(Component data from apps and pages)
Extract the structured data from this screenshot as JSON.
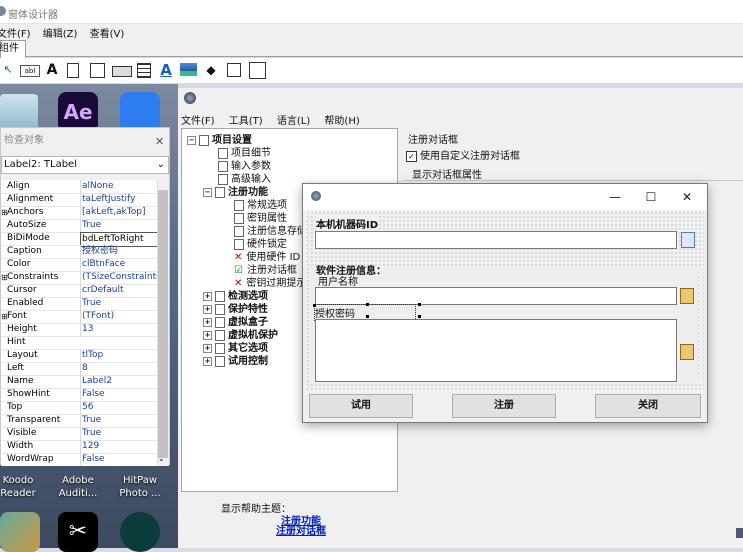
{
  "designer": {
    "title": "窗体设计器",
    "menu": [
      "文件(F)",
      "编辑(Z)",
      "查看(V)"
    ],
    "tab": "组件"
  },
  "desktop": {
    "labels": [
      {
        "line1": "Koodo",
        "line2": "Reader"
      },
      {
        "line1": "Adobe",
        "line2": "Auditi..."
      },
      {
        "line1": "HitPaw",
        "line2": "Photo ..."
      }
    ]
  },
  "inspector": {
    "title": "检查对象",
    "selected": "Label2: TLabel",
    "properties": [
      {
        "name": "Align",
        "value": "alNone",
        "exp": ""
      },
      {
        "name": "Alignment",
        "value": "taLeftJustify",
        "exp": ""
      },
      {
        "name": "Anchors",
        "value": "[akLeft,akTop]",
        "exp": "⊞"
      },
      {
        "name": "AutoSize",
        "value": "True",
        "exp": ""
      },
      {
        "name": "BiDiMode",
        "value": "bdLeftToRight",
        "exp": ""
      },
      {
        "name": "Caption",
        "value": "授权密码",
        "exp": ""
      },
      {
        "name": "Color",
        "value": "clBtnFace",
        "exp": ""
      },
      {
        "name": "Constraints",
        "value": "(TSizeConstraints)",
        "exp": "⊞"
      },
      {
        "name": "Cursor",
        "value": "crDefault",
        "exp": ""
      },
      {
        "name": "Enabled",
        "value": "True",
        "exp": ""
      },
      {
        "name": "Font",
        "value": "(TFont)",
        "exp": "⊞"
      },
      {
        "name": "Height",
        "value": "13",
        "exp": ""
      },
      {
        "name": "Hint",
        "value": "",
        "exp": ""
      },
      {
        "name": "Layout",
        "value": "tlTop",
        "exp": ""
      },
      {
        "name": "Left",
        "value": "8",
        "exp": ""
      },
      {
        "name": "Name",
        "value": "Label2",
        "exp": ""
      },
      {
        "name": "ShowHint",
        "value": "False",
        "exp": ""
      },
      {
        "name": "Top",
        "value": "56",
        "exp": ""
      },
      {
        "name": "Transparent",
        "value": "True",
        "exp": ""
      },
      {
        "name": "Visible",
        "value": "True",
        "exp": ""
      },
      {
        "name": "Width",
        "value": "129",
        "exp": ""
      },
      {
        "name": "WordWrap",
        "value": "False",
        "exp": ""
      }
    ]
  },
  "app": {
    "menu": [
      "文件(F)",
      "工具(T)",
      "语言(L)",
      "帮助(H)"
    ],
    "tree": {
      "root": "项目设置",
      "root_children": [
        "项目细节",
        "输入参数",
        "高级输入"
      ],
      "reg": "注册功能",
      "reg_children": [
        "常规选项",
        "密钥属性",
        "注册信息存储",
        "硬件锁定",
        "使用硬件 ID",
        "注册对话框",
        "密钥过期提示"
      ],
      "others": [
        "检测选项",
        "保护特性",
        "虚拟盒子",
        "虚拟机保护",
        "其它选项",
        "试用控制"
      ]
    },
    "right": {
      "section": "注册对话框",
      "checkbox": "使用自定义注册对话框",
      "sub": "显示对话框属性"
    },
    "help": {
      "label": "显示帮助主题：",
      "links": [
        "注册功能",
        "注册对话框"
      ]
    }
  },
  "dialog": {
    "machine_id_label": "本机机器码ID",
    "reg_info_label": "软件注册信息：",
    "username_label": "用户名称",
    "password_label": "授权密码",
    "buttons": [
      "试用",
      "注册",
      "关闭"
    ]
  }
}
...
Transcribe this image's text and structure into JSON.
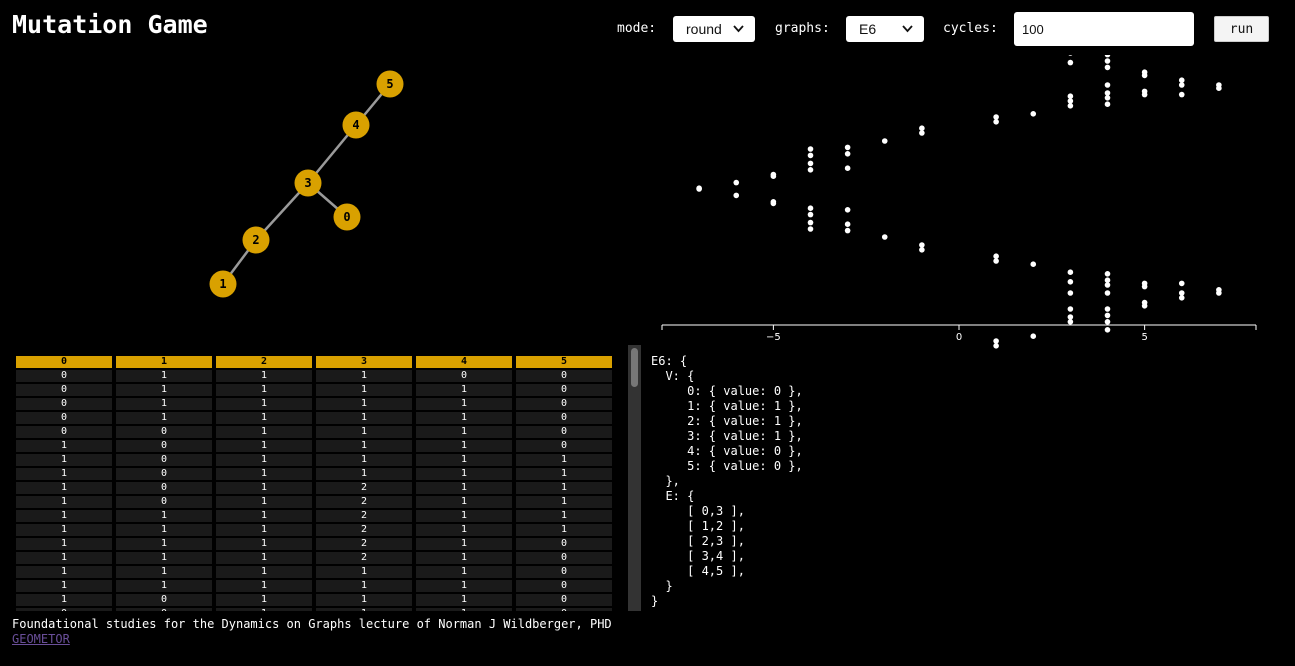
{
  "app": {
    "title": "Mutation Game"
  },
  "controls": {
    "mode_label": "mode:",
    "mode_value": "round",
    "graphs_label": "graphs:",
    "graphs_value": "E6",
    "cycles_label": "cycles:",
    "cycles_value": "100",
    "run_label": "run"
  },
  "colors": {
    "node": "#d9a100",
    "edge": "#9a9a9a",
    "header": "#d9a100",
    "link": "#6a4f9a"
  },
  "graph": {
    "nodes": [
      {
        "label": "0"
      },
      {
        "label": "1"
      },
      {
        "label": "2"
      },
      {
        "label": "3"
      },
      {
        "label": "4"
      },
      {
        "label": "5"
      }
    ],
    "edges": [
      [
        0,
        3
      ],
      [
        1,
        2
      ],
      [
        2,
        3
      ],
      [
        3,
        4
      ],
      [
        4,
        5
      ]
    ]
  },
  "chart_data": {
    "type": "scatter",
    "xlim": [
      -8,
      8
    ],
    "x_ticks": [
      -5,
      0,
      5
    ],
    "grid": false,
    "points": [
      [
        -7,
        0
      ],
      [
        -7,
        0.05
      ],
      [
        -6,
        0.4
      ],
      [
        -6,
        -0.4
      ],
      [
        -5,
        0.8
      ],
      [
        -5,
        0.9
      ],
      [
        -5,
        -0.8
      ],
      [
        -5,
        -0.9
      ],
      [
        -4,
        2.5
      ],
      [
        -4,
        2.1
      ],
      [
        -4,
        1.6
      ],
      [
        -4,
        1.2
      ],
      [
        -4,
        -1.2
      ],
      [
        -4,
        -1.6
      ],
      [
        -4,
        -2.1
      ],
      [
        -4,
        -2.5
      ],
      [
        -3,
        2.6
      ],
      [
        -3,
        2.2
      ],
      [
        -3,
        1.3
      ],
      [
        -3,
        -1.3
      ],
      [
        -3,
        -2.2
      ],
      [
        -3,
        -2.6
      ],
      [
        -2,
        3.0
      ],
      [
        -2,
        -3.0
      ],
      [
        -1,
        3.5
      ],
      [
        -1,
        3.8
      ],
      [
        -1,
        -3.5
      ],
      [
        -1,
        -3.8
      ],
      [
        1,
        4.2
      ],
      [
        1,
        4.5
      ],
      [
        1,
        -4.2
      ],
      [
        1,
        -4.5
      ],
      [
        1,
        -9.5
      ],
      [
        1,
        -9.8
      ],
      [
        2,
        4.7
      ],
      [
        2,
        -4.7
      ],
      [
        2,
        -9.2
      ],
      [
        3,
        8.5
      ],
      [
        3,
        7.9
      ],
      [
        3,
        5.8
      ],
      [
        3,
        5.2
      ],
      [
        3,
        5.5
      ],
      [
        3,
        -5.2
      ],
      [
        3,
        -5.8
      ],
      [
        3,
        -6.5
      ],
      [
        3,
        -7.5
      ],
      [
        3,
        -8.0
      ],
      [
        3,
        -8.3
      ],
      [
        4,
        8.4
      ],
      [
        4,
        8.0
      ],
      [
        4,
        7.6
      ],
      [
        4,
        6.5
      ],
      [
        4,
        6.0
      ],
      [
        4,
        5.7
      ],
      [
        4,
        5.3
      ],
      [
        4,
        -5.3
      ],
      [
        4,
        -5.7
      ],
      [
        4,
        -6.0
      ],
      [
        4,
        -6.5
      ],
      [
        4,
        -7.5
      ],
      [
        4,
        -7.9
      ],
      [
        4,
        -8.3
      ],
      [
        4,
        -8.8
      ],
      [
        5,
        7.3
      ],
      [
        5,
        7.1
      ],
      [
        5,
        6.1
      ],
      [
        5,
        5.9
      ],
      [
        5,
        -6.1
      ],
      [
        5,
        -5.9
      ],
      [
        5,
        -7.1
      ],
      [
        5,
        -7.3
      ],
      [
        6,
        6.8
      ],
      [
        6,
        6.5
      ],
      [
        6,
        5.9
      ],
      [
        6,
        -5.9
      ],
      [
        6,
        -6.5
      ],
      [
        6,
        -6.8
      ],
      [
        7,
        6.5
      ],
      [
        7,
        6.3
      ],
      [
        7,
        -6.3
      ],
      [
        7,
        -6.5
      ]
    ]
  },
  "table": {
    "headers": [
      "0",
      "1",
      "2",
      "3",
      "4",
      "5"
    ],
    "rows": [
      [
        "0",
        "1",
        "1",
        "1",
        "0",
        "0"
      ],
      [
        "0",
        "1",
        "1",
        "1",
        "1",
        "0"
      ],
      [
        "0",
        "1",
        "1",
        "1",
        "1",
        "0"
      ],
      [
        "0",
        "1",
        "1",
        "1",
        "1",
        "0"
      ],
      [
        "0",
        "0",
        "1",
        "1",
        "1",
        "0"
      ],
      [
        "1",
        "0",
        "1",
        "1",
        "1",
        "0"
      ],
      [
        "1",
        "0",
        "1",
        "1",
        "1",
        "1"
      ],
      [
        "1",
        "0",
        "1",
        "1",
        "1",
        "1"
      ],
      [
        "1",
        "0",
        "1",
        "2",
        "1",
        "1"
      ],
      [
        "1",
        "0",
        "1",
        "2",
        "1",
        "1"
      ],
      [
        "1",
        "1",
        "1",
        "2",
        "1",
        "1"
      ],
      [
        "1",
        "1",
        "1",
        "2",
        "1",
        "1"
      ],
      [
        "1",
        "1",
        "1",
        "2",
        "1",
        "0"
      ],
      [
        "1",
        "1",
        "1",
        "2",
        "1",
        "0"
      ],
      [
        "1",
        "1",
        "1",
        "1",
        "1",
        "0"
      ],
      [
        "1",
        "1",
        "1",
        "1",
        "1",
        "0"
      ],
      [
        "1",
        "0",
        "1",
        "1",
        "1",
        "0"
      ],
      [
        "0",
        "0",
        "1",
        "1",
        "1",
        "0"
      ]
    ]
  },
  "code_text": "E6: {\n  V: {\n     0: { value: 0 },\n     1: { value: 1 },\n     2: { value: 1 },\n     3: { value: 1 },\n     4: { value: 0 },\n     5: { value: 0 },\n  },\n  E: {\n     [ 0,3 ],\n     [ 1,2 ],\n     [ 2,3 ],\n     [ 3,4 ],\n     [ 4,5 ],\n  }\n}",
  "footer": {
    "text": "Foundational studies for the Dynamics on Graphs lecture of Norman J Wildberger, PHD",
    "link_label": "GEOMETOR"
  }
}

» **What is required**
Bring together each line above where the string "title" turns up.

» **Response below**
    "title": "窗体设计器",
    "title": "检查对象",
    "title": "Mutation Game"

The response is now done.